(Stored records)
- - - - - - -

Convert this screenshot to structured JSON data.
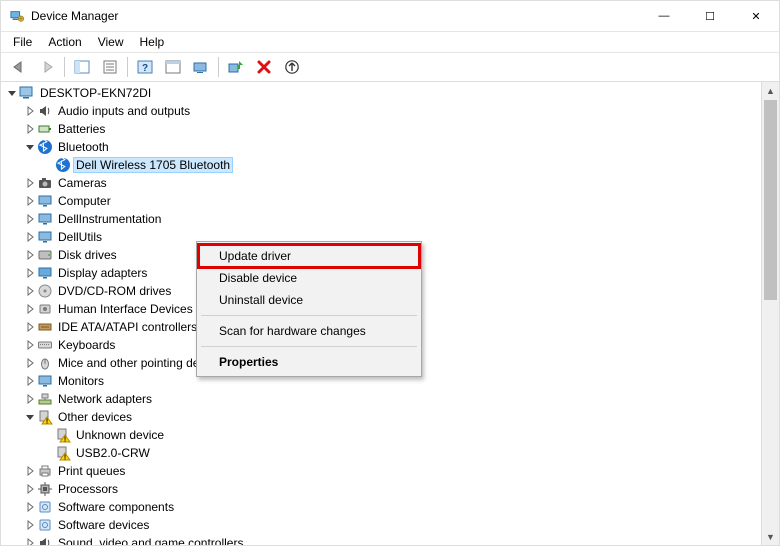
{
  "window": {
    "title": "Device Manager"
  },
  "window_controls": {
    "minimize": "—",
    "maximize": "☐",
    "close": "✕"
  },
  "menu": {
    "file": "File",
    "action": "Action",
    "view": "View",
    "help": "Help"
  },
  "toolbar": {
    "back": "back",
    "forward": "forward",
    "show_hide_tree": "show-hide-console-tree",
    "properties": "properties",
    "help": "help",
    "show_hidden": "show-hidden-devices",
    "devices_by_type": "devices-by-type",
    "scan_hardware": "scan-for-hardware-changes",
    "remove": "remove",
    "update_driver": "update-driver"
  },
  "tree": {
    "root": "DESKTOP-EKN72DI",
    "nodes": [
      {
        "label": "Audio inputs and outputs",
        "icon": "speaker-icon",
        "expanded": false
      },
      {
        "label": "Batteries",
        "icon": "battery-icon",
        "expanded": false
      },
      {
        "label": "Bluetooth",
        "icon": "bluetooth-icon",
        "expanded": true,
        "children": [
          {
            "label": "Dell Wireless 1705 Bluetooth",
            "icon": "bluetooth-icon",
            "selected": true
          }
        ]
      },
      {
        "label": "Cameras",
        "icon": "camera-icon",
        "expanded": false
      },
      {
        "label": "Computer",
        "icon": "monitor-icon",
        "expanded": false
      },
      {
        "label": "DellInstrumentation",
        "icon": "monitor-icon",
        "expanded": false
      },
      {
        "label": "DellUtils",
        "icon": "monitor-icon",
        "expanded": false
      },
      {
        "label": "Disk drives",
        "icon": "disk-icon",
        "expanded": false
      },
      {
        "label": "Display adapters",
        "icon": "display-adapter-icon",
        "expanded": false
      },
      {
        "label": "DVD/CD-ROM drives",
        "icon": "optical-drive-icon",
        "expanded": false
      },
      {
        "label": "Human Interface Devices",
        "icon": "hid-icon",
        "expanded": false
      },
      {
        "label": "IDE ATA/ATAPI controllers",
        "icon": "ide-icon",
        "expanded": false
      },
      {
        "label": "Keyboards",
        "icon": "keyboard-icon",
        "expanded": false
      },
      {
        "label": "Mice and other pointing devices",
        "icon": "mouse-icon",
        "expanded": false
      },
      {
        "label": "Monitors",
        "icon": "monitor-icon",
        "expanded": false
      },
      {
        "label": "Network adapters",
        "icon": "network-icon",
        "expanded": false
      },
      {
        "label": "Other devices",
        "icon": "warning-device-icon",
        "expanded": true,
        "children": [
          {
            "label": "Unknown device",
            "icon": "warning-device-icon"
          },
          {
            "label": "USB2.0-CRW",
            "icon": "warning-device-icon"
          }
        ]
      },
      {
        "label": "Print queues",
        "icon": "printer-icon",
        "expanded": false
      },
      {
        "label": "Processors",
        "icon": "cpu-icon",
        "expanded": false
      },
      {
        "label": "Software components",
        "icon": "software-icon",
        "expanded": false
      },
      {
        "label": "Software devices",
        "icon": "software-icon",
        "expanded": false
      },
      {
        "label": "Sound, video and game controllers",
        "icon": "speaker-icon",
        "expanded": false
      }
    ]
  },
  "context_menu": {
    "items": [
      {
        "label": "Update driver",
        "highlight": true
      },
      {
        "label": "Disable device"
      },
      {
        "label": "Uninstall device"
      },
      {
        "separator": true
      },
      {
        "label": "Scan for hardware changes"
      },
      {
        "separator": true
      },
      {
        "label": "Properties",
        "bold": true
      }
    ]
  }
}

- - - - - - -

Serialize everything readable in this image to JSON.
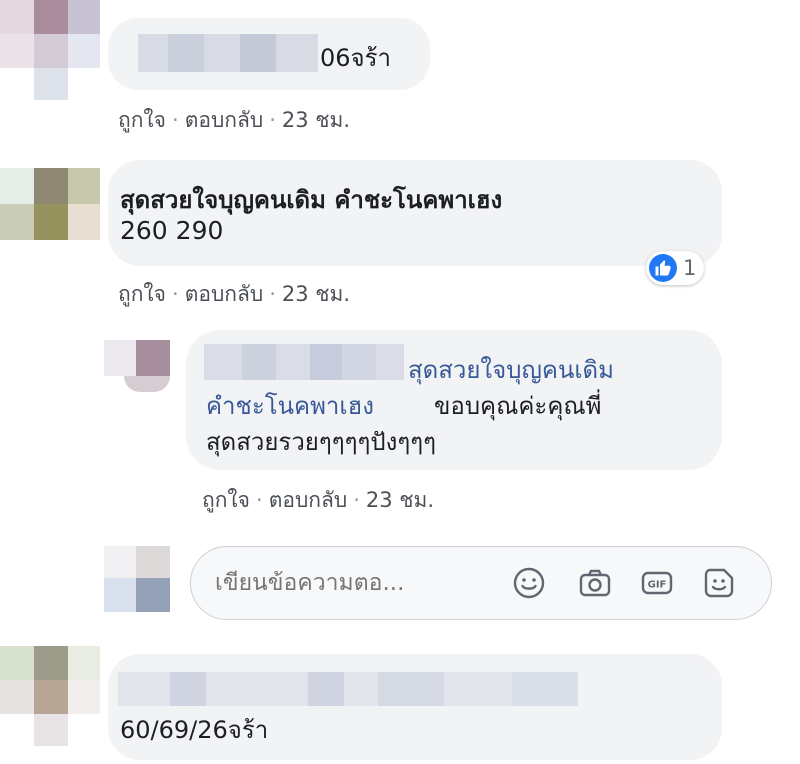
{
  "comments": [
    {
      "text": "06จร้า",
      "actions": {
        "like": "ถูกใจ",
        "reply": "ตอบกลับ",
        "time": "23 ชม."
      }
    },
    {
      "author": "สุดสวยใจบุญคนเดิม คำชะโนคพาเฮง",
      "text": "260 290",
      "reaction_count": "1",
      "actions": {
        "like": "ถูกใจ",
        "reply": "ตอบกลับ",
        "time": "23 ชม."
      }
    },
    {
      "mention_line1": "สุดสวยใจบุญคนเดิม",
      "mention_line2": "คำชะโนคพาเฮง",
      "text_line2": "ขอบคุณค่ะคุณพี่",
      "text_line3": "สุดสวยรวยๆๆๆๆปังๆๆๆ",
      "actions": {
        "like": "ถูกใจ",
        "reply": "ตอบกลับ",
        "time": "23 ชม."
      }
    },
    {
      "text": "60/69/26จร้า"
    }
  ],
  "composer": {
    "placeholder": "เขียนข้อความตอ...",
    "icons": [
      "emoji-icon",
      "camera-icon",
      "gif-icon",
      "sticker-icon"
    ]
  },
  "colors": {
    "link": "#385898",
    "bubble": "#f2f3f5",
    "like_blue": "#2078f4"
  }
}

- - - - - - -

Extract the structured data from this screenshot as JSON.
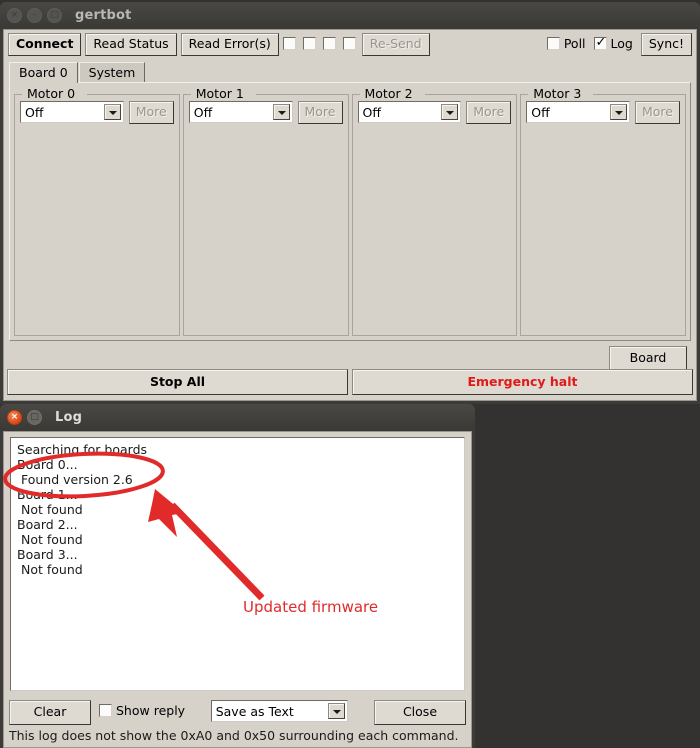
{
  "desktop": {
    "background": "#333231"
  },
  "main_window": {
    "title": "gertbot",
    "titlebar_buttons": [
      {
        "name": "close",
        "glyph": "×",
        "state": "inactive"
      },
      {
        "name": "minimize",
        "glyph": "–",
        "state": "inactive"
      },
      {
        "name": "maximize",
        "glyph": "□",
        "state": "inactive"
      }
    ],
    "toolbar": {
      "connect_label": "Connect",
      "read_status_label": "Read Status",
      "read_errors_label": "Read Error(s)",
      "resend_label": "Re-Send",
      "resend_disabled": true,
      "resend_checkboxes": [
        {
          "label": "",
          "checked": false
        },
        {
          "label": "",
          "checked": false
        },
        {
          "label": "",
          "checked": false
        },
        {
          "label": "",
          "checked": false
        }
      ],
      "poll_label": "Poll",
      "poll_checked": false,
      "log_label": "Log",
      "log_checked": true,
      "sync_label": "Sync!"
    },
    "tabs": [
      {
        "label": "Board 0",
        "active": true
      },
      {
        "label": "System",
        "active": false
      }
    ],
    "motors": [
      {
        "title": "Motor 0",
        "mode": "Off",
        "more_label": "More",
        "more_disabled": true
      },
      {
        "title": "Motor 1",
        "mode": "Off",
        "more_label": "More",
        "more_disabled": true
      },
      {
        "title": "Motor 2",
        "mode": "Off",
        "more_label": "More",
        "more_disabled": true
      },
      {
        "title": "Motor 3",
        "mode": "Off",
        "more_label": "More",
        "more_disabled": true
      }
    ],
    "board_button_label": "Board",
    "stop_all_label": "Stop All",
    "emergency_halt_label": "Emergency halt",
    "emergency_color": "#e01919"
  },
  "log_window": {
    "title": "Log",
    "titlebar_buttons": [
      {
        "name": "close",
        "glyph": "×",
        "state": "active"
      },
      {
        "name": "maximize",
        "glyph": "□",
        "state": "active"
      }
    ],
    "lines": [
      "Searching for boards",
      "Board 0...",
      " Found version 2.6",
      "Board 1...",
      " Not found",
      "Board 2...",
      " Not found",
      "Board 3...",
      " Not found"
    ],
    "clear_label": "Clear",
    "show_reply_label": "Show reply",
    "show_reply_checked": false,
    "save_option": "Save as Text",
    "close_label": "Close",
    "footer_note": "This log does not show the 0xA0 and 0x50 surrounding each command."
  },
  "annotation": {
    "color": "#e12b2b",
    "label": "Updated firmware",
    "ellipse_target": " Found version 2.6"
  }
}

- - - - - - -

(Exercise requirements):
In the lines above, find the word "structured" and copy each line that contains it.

(Written reply):
Convert this screenshot to structured JSON data.
Extract the structured data from this screenshot as JSON.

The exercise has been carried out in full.